This approach to archaeology, the idea that the accumulated layers should be respected rather than being simply stripped away as of no interest to reveal the “original” layer underneath, is based on a deeply flawed and mistaken ideology. Unfortunately, it seems to have attained to the level of a professional craze; in Italy, numerous masterpieces such as Michaelangelo’s Sistine ceiling and Last Supper have been “restored” according to the notions of art historians, with not the slightest appreciation of the importance of preserving the essence of an artwork as a historical fact. The layers of history cannot be stripped back to reveal a supposedly “original” essence; the desire to do this is a desire to deny that history has intervened between the creation of the work and its ultimate reception by the “restorer”, and it is also to deny that the ways in which a work was understood and received through the centuries has any importance to one’s own standpoint. The consequences of this can be immediately and painfully registered: just as the “restorers” of the Sistine ceiling have remade it according to their own limited aesthetic and historical perceptions, and in the process deprived it of much of its value, the OPW have engaged in a programme of dehistoricizing the Skelligs, thus asserting that there is no difference between the remains they reorder and their own understanding of them. In case there should be any dispute as to this understanding, all evidence of the intervening history must be cleared away, the slate wiped clean.

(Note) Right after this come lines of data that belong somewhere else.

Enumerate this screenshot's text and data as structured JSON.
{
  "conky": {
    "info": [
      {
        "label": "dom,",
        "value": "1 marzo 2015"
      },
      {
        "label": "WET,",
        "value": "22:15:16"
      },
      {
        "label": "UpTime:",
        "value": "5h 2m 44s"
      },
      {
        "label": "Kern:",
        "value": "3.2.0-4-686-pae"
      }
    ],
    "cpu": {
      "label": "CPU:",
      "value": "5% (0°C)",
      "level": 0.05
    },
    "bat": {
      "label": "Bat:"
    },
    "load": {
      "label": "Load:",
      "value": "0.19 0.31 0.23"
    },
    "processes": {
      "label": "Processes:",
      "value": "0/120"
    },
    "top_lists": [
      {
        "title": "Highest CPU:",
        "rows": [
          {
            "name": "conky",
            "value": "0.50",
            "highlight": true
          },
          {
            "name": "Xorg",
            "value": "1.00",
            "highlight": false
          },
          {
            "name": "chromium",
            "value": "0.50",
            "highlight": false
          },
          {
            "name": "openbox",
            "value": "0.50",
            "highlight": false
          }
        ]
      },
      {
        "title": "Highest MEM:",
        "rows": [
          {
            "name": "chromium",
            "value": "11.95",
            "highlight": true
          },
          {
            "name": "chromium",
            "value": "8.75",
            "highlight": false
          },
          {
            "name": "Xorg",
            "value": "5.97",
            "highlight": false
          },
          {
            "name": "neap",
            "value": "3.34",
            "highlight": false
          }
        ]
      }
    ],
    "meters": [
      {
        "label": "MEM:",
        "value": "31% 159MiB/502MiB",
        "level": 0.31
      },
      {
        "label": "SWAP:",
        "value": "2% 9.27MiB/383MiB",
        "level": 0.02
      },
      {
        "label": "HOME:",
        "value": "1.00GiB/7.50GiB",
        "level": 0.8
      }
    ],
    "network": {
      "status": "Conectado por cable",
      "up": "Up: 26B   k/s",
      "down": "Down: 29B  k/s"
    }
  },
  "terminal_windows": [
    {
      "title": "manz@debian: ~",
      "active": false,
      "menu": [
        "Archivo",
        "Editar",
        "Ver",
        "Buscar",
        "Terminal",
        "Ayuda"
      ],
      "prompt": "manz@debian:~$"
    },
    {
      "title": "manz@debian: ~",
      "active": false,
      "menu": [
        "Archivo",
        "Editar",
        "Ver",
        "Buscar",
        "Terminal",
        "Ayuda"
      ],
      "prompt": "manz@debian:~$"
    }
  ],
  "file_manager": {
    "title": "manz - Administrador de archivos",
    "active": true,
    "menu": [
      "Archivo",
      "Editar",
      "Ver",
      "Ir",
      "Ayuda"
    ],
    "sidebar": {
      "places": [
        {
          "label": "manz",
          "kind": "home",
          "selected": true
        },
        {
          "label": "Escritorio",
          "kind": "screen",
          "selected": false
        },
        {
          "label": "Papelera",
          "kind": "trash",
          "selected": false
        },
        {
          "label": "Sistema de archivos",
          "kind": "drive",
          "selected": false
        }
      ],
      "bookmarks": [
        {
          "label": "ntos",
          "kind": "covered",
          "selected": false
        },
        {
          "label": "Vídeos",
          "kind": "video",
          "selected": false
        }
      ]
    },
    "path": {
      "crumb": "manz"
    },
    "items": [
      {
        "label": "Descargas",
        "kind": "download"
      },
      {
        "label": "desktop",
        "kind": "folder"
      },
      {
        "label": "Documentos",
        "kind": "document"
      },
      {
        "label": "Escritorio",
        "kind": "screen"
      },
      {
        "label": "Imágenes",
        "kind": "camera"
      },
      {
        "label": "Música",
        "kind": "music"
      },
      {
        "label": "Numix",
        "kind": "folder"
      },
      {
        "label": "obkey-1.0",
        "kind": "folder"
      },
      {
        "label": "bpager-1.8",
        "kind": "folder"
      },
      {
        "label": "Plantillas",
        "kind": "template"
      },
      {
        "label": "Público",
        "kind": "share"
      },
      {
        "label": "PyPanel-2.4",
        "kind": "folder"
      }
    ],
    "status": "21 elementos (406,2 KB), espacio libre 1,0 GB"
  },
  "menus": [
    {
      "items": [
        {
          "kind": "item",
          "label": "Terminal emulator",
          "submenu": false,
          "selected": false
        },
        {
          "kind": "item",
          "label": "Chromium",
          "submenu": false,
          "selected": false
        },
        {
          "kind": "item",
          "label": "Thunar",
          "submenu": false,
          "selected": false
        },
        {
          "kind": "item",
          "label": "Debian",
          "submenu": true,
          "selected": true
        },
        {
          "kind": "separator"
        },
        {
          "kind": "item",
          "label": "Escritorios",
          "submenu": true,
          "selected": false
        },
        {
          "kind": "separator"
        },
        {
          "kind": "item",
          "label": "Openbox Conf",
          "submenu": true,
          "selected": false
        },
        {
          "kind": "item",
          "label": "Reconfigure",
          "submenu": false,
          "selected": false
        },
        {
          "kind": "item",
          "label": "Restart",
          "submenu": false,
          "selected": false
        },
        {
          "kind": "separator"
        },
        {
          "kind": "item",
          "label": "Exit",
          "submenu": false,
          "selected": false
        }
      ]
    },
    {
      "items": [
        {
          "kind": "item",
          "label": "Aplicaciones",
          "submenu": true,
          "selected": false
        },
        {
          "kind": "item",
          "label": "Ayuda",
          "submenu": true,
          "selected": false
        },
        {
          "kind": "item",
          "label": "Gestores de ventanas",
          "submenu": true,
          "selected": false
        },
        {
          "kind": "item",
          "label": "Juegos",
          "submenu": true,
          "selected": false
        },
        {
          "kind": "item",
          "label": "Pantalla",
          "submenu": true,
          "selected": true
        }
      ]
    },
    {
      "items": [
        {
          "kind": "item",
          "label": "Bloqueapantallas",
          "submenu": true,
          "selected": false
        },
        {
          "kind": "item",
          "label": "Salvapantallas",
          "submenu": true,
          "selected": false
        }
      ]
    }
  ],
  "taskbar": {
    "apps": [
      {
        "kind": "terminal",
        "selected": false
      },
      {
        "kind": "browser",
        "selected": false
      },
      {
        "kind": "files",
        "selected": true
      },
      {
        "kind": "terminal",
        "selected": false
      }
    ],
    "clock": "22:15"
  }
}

This denial of history, the notion that the accumulated layers of the past can be swiped aside to enable immediate access to the object, achieves the very reverse of what it professes: such an understanding reforms the object in its own image until it sees nothing but its own reflection there. Such an attitude can only be labelled cultural fascism, and it is the ideology that governs the State’s archeological and cultural policy.